During news conferences, Donald Trump has said things about COVID-19 that suggest magical thinking. He has alluded to weird-sounding “cures” that some of his followers have poisoned themselves trying. He has also contradicted his scientific advisors by claiming the virus will fizzle out on its own.
The rest of this post appears in slightly different form on a private social media page. Please give it some thought. There are so many ways of interpreting what we learned this week, and the situation deserves enough of our respect to warrant a careful look:
It’s unlikely Bob Woodward could have changed the course of things if he had blown the whistle earlier this year, but he had a human obligation to try.
Unfortunately, even with the information the public has had for years about Donald Trump’s lying and his indifference to the distinction between right and wrong, he still gets away with whatever he wants. Trump and his lackeys have transformed the U.S. Presidency into a dictatorship, and often they’ve done illegal things openly to meet that goal.
If The Donald wants to mismanage a pandemic, he’ll mismanage a pandemic. It makes no difference whether we can see what he’s doing.
There’s a question of whether governors might have done things differently if they’d been told Trump knew the virus had disastrous potential. Maybe more lives would have been saved, but not in every state (Note: In California, Governor Gavin Newsom — a Democrat — locked down the state under relatively strict conditions in March, ignoring Trump’s dismissive attitude. The Democratic governor of New York, Andrew Cuomo, did the same soon after).

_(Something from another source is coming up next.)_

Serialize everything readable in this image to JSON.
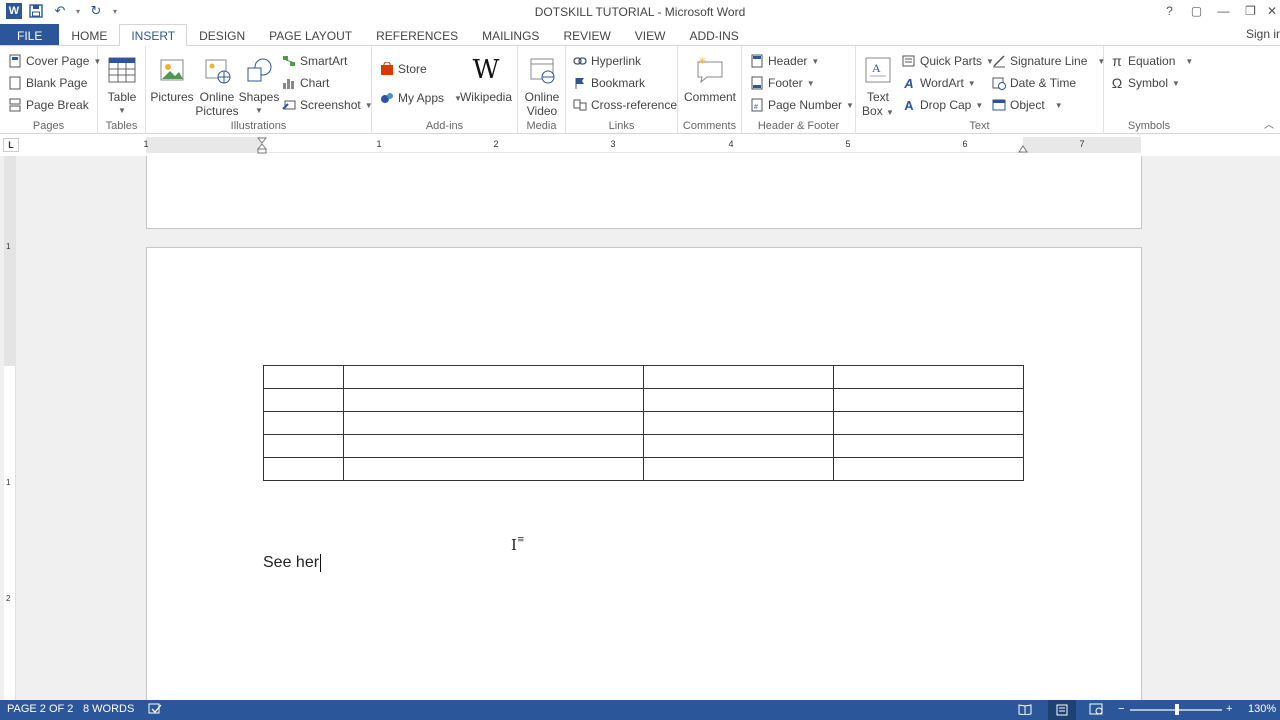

It seems unlikely people in GOP controlled states would have been any less vulnerable if the truth had been made clear. Trump still would have denied that it was a big problem (followers like his wouldn’t be bothered by flip-flopping), and his party would have stood behind him. Nothing Bob Woodward could have said would have prevented a single superspreader event from being held in any red state, and probably wouldn’t have motivated a single strict mask mandate in a red state.
I’ve had questions about Bob Woodward’s ethics ever since the late 1980s, when he admitted he sneaked into CIA Director William Casey’s hospital room for an interview when Casey was terminally ill and didn’t have his mental faculties.
Bob Woodward is capable of first rate journalism, but be aware that he ignores boundaries when he believes it will work to his advantage. He definitely has that “self-interest before ethics” instinct, albeit not as strongly as The Donald.
That said, please don’t suggest that Bob Woodward missed an opportunity to save us from a pandemic. No journalist has that sort of power during a Trump Presidency.